For example, it would be a waste of resources and effort if an innovative small pelagic fish product is developed but is not accessible and affordable for households in low-income countries. Therefore, for any novel food product made from a nutrient-rich food, consideration of affordability should always be a prerequisite for success. It would seem counterproductive if even the minimum healthy diet is out of the reach of many.  

How can fish be leveraged to support nutrition and health in rural communities? 

For many people in low-income countries, particularly those living close to water bodies, fish is the primary protein source in their diets. It tends to be more available and affordable than other animal-source foods in rural areas and is a widespread traditional food commodity.  

It is only today that the role of fish in some regions appears invisible, and local indigenous species are often not prioritized in policies and strategies for nutrition and health. 

Small pelagic fish in the African Great Lakes Region are locally abundant, yet they’re often overlooked in nutritional policies or development interventions. Across the region, the silence in policy documents regarding their role in nutrition and health is a stark contrast compared to large commercial species that are perceived to have more economic value. Policies have to explicitly link small fish to health and nutrition and recognize local species alongside more profitable commercial species. 

What policy changes are needed to advance these goals? 

Integration is key—fisheries and or aquaculture policies can articulate the contribution fish make to better nutrition and health outcomes. The same is true for nutrition or health policies, where fish can be mentioned as a key food to improve these goals.  

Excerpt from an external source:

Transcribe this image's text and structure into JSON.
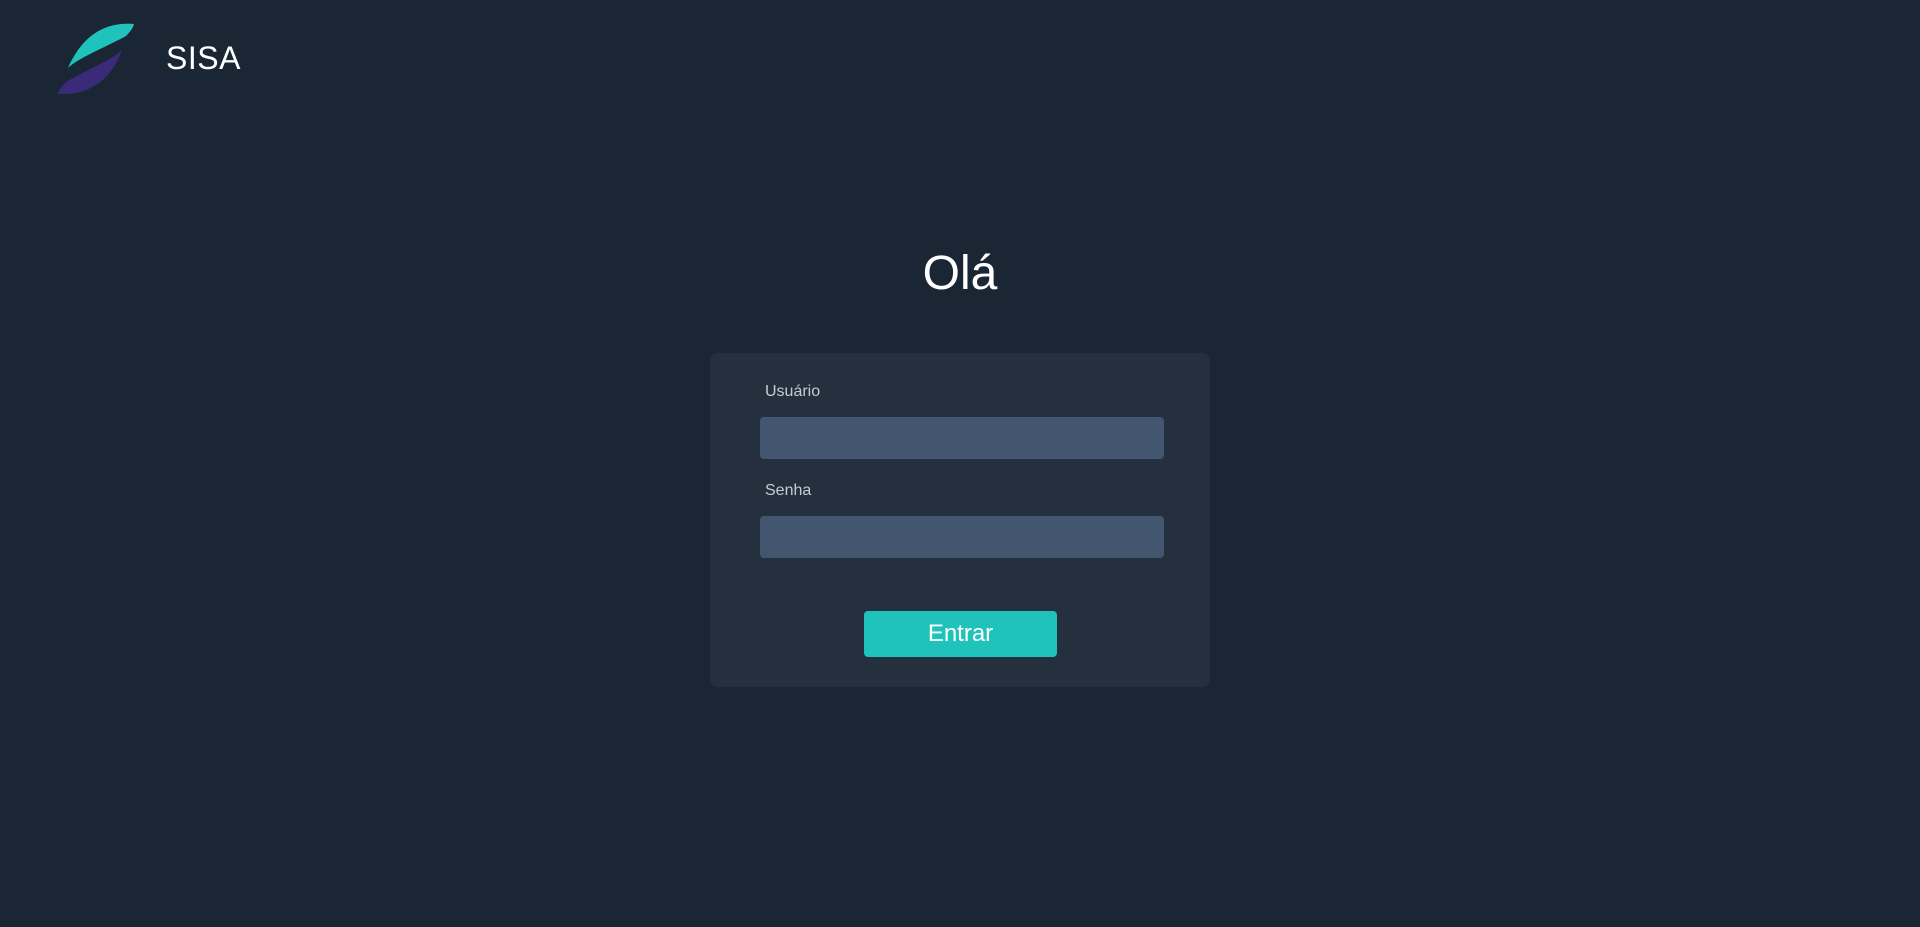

However, what misses is specificity. Among the available fish species, which ones are highly nutritious, affordable and can reach the most vulnerable people? This is not always clear in policies and a need for explicit articulation is quite overdue. This can be a step towards policy integration. This ought to not only be limited to fisheries/aquaculture and nutrition/health policies but also a consideration of the aspirations of other interconnected policies like agriculture, gender, environment and climate change. With such changes, the role of fish in nutrition and health could potentially become more evident and appreciated especially at the decision-making level. 

Which piece of your scientific research are you most proud of and why? 

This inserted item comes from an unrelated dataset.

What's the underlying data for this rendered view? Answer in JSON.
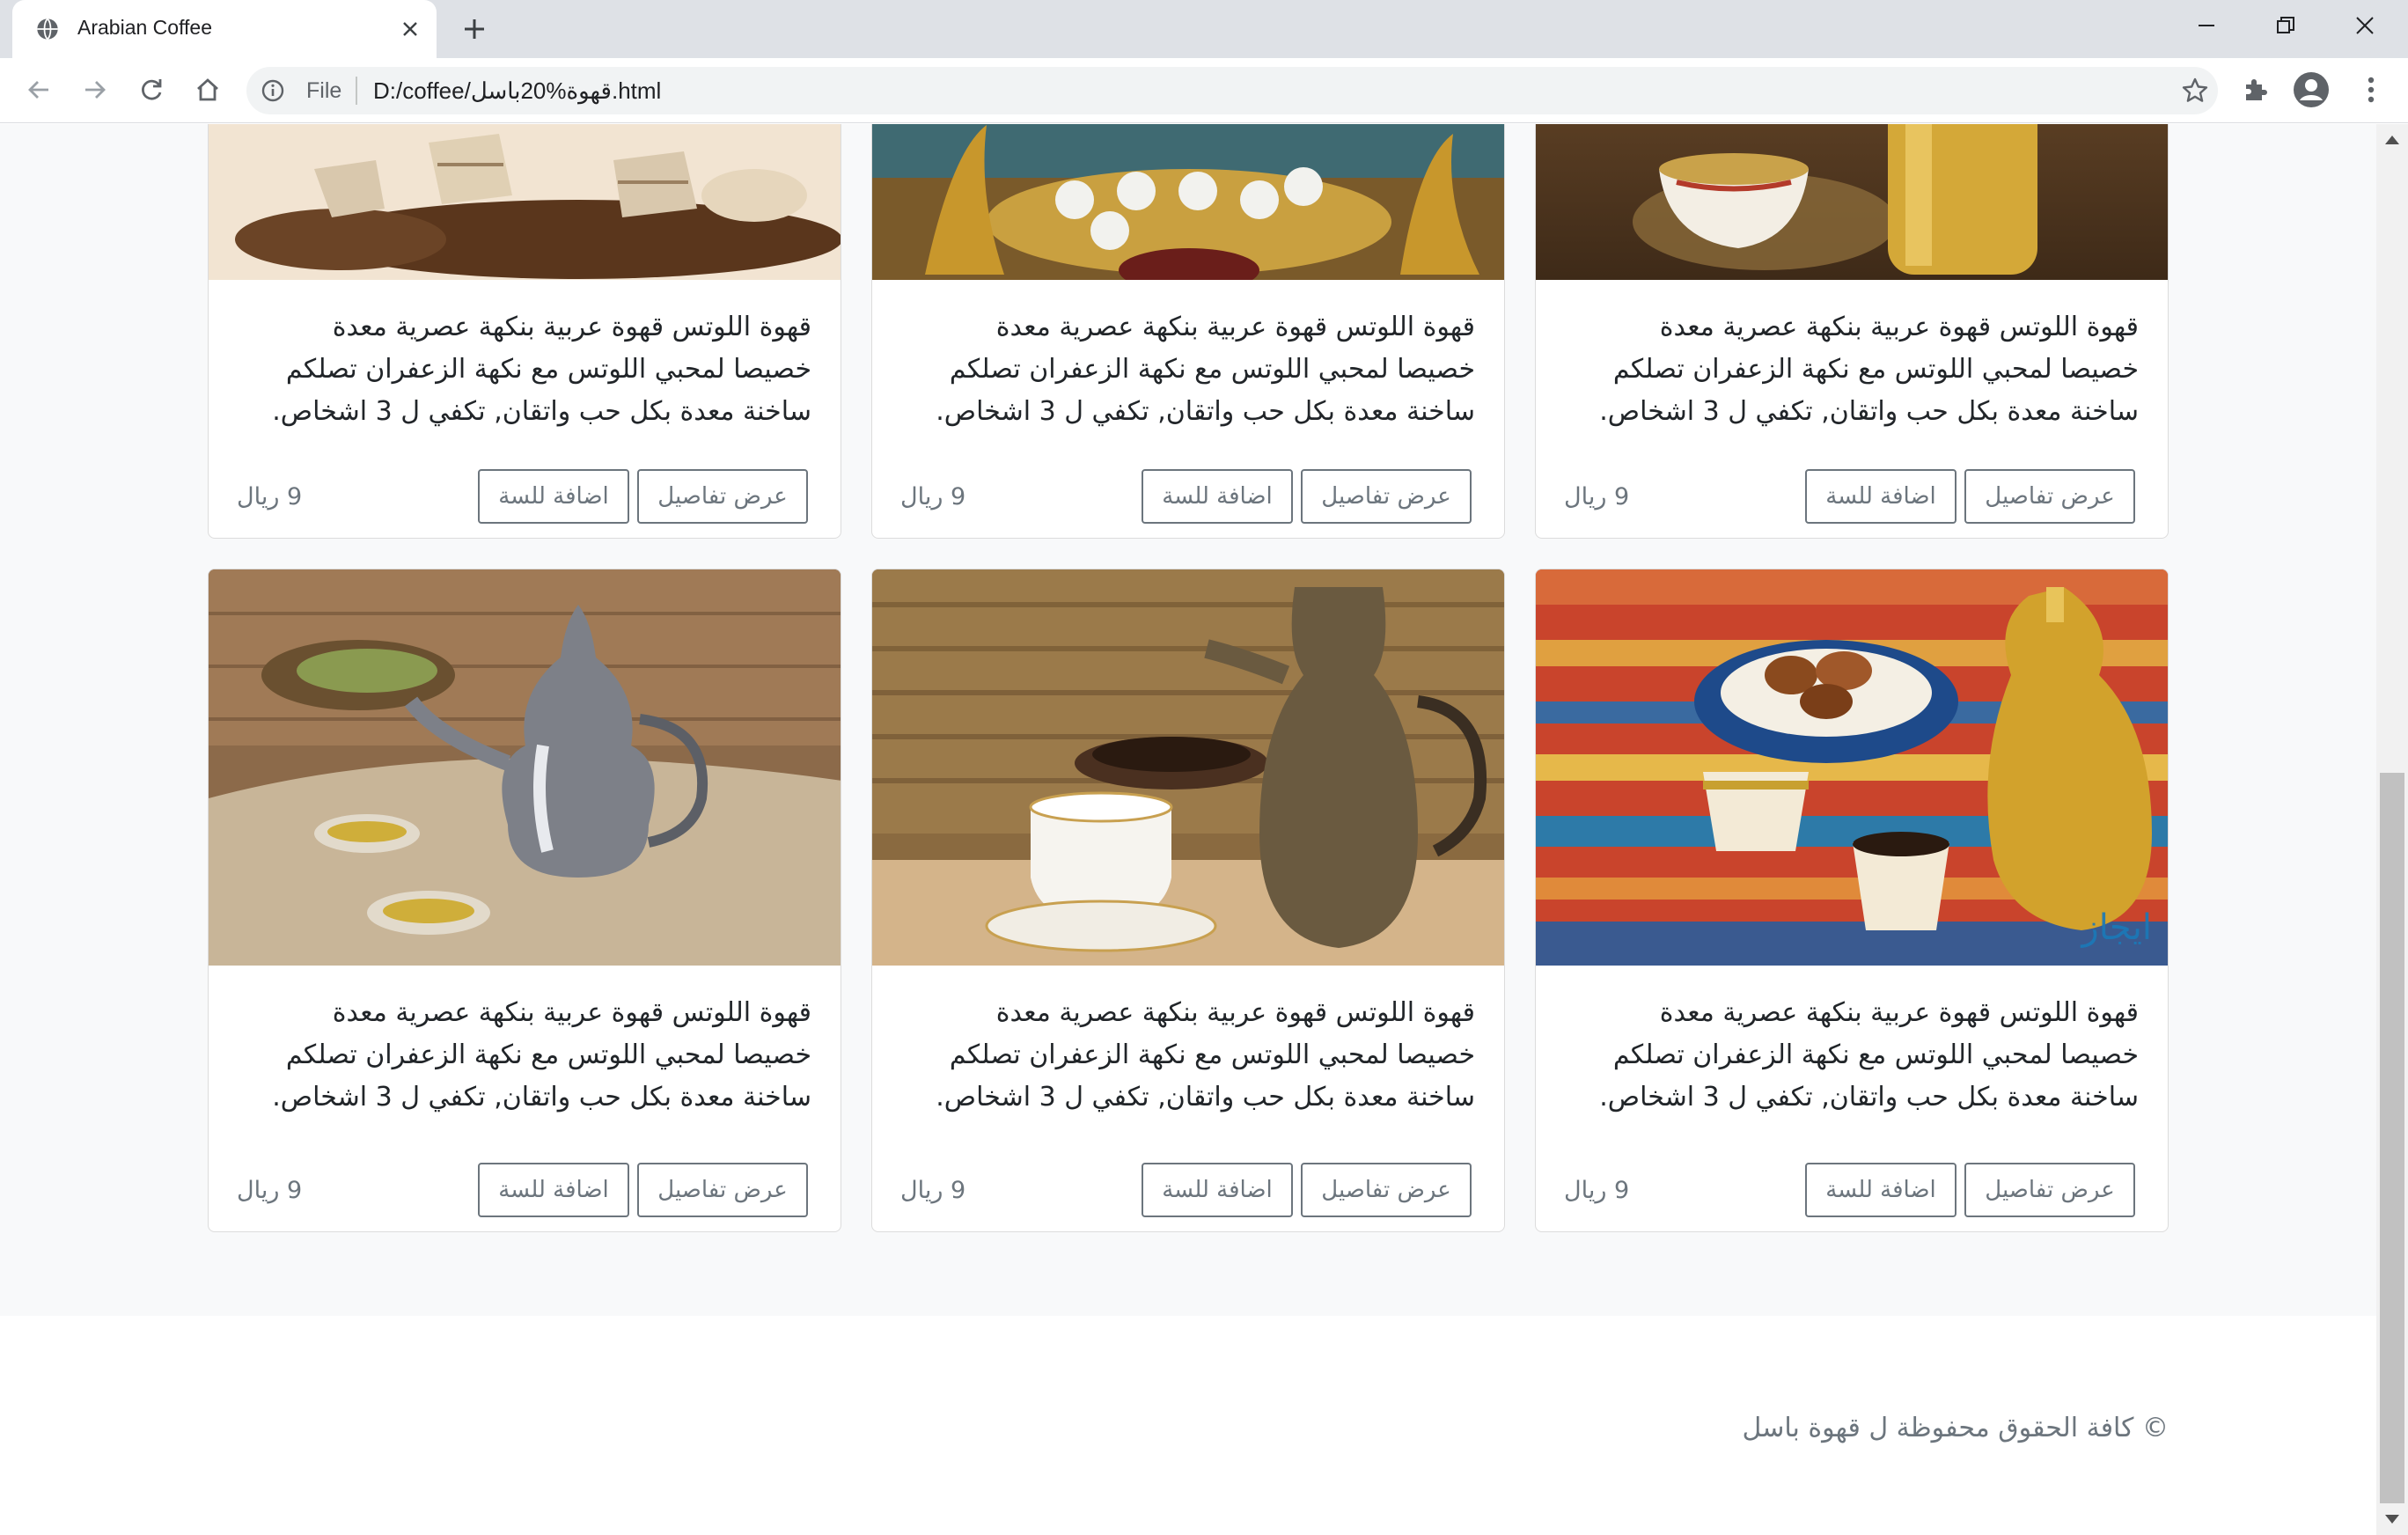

I could mention a number of research outputs, but I can highlight one piece of research that I believe has implications for current and future research and development initiatives. We recently examined the extent to which a subset of the food systems framework has been addressed in recent aquatic food research in the African Great Lakes Region. We identified a number of key aspects of the food environment that have been addressed in aquatic food publications, with availability, physical access, price, affordability and preference drivers standing out most.  

However, we noted that previous research has barely applied the food environment lens in the context of the food systems framework, despite touching on some aspects that can be related to the food environment dimensions. Going forward, aquatic foods research in the region can better be anchored within the food systems framework to produce coherent evidence that can sufficiently justify the seemingly invisible contribution of key aquatic foods to nutrition and health in the African Great Lakes Region. 

What do you hope your research ultimately achieves?  

Once my research and those of colleagues under FISH and similar initiatives reach and are adequately communicated at the policy level, I believe we can make sustainable changes that positively impact the lives of vulnerable women, men and young children in need of nutrient-rich aquatic foods. Ultimately, I want to see that fish, particularly small pelagic fish coming from inland fisheries, become more visible and is better positioned to make its rightful contribution to better nutrition and health outcomes. 

Joshua Wesana’s work contributes to the goals of the CGIAR Research Program on Fish Agri-Food Systems (FISH) under its Flagship Program on Sustainable Aquaculture.

Kate McMahon

Junior Consultant, Digital Journalism